Carmen McKenzie: Gaining executive sponsorship and being given the authority from the executive level to make decisions concerning data was probably the most important factor to the success of the committee.
One other tip is that it’s very important to assign a tenacious leader to the committee. I would also say that a lesson learned was that it takes time to develop proposals with cross-functional buy-in in such a large system. Data governance is not something that occurs quickly, not if the desired output is a well formed solution with cross-functional input.
Anna Kourouniotis: What technologies did you implement?

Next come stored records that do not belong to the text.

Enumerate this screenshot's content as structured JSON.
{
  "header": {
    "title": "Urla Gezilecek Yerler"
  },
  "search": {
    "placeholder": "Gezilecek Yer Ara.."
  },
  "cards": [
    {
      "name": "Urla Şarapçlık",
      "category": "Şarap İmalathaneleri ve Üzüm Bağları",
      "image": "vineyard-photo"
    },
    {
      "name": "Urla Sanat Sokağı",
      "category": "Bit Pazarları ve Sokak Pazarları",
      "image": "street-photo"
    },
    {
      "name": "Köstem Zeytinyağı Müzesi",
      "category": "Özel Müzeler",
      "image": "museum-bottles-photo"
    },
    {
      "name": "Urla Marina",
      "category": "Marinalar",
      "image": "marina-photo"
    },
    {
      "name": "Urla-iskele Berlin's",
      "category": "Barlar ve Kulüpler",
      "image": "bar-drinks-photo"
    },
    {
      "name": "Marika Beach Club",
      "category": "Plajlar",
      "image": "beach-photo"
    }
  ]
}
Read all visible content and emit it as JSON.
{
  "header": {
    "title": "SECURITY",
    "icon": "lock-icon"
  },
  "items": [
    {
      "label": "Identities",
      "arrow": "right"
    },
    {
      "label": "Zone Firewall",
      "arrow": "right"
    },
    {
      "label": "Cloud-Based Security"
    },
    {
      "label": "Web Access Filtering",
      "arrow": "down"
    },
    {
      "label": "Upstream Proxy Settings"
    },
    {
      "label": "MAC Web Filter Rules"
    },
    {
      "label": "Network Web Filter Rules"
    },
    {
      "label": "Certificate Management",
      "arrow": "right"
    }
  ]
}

Carmen McKenzie: We have not purchased any new technologies related to data governance. We have developed a metadata repository application to support data governance related to our new ERP (PeopleSoft Campus Solutions, Human Capital Management and Finance applications). We have also looked at a few data quality measurement products, but at this point are in the process of developing our own metrics.
Anna Kourouniotis: How do you measure the impact that data governance had?
Carmen McKenzie: That is a very good question! We are currently undergoing an evaluation from our sponsoring commission which will hopefully provide a measurement of impact.
Anna Kourouniotis: What are your governance principles?
Carmen McKenzie: Our guiding principles listed in our charter are:
- Keep it simple. Simplicity makes data easier to track, validate and to find coding issues.
- Consider the effects of the decision to modify criteria from multiple perspectives including the student, college, district, SBCTC, and national viewpoints.
- Understand the purpose – Is the data used to report externally, for state level analysis, college level analysis or funding decisions? Is it used nationally?
- Implementation timeline – Consider how the timing of changes impact how the data is used and viewed. Implement changes beginning in summer quarter whenever possible.
- Consider the effects of the change on trend analysis and historical reporting.
- All recommendations and decisions should be fully documented to include the intent, purpose, definition and impact. They should also be accompanied by a diagnostic evaluation of why there are issues with the current definition, how the data were represented under that definition, and how the data would look under the new definition.
- Whenever possible, pretest any coding change with targeted populations.
- Consider funding and policy impacts.
- Consider future needs, not just current or past needs.
- Align with national approaches and best practices whenever possible.
- Consider any unintended consequences.
Anna Kourouniotis: How did you sustain your governance efforts over multiple years?
Carmen McKenzie: One factor that helped us sustain is that our college system has become very data driven over the past several years. Consistent leadership of the committee is also a factor. Tenacity is very important as it is easy to get distracted by daily tasks, so keeping data governance at the forefront is very important. Probably the most important factor is focusing on the data that impacts state and federal reporting and the funds allocated to the colleges. If there is money involved, there will be interest in the topic.